Denial is one of the defense mechanisms originally discovered by Freud, the founders of psychology. During child development, denial is one of the first defenses learned. It is a way people cope with internal and external problems that are overly traumatic for the individual’s cognition to deal with. Without the ability to repress certain realities, people would not be able to function in life without having a mental breakdown. Too much denial becomes detrimental causing people to overlook the perils of various situations and behaviors that become harmful to those living in denial.
It takes many forms and levels around accepting that one has diabetes. For some, it is a matter of just not accepting that lifestyle changes need to occur. At extreme levels of denial, the person believes that the doctors are lying and cannot see the symptoms that uncontrolled diabetes is causing. In diabetes management, many tasks need to be performed to keep blood sugars in control. Some less extreme examples of denial might include not counting carbs, checking one’s blood sugars or putting off giving insulin before eating. Most all people live in some state of denial with or without diabetes.

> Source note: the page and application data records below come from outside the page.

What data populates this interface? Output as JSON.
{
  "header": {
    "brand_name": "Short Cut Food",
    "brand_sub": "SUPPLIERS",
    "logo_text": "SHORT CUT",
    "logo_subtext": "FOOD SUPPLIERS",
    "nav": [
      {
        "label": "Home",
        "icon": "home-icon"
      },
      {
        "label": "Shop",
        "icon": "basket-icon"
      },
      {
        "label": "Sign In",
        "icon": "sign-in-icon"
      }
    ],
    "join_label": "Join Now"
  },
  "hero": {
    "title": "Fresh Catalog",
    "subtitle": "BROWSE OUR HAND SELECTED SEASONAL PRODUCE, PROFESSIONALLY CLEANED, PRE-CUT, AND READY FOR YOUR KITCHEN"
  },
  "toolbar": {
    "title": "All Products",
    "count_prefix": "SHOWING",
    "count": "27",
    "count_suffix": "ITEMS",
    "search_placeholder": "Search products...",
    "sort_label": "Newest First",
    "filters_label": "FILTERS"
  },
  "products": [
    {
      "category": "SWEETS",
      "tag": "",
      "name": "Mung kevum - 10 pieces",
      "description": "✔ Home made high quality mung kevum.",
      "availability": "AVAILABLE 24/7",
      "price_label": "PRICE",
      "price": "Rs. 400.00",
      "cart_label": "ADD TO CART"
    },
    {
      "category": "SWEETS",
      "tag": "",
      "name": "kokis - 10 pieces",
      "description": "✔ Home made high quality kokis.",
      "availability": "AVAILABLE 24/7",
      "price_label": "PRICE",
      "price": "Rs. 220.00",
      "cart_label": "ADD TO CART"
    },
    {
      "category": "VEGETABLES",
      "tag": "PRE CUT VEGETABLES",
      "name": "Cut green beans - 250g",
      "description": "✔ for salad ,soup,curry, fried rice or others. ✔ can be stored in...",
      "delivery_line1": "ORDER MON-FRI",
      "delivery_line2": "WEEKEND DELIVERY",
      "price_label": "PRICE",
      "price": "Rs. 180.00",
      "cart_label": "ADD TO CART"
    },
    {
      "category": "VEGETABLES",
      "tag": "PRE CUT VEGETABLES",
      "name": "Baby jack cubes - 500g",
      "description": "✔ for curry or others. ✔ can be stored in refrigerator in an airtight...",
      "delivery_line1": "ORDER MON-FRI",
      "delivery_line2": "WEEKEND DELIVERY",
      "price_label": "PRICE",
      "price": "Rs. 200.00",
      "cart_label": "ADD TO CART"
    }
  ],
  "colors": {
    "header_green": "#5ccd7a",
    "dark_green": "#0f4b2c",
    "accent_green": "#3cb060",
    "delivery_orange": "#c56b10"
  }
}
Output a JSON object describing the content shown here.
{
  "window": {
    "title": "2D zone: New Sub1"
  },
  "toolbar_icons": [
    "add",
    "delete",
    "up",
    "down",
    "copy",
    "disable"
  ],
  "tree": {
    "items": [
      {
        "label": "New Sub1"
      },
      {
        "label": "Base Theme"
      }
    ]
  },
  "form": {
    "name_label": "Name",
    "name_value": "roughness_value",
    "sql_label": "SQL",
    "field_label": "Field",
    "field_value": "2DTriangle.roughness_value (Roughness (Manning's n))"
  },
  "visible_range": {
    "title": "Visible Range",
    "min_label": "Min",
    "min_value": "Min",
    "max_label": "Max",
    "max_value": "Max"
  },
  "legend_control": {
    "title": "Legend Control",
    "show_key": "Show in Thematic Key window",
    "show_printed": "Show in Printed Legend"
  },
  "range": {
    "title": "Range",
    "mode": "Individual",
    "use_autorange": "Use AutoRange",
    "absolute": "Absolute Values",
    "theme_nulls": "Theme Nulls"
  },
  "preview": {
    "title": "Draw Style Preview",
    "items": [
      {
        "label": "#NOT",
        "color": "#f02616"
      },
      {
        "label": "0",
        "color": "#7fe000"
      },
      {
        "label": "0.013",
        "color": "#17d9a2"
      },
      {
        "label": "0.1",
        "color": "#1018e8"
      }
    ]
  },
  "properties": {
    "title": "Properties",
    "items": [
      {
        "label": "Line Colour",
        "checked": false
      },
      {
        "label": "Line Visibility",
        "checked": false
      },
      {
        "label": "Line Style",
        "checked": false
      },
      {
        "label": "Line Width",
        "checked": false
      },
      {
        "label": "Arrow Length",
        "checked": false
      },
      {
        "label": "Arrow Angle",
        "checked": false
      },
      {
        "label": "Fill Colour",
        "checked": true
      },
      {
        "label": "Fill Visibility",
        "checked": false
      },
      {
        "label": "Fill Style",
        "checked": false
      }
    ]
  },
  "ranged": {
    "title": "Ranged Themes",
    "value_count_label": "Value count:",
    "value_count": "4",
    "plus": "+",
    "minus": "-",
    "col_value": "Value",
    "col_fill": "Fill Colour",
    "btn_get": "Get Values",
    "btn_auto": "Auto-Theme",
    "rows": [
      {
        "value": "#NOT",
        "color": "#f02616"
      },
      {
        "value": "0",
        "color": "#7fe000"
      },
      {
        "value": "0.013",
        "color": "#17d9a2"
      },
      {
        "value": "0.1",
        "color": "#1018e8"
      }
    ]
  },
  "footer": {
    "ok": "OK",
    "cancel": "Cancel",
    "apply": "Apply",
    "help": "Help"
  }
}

Eliot LeBow, LCSW, CDE, is a diabetes-focused psychotherapist. His private practice, located in New York City and is also available via Skype. LeBow, who has been living with type 1 diabetes since 1977, treats the many diverse cognitive, behavioral, and emotional needs of people living with type 1 and type 2 diabetes.
All the advice included in this blog is therapeutic in nature and should not be considered medical advice. Before making any changes to your diabetes maintenance program, please consult with your primary physician or endocrinologist.